## Work item
Write out the records once more, exactly as given.

Data entries:
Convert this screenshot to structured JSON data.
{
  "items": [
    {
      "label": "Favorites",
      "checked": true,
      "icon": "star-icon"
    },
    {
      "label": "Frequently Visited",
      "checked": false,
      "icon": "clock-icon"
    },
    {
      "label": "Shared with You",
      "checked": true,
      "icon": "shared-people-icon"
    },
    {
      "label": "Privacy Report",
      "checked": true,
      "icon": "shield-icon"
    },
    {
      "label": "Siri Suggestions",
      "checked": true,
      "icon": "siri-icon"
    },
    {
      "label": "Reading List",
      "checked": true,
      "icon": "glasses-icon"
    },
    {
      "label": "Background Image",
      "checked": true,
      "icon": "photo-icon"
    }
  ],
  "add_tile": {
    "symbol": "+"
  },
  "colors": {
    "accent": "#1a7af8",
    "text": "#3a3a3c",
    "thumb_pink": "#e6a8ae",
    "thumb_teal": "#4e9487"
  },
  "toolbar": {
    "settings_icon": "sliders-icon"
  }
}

## Solved exercise
Convert this screenshot to structured JSON data.
{
  "items": [
    {
      "label": "Favorites",
      "checked": true,
      "icon": "star-icon"
    },
    {
      "label": "Frequently Visited",
      "checked": false,
      "icon": "clock-icon"
    },
    {
      "label": "Shared with You",
      "checked": true,
      "icon": "shared-people-icon"
    },
    {
      "label": "Privacy Report",
      "checked": true,
      "icon": "shield-icon"
    },
    {
      "label": "Siri Suggestions",
      "checked": true,
      "icon": "siri-icon"
    },
    {
      "label": "Reading List",
      "checked": true,
      "icon": "glasses-icon"
    },
    {
      "label": "Background Image",
      "checked": true,
      "icon": "photo-icon"
    }
  ],
  "add_tile": {
    "symbol": "+"
  },
  "colors": {
    "accent": "#1a7af8",
    "text": "#3a3a3c",
    "thumb_pink": "#e6a8ae",
    "thumb_teal": "#4e9487"
  },
  "toolbar": {
    "settings_icon": "sliders-icon"
  }
}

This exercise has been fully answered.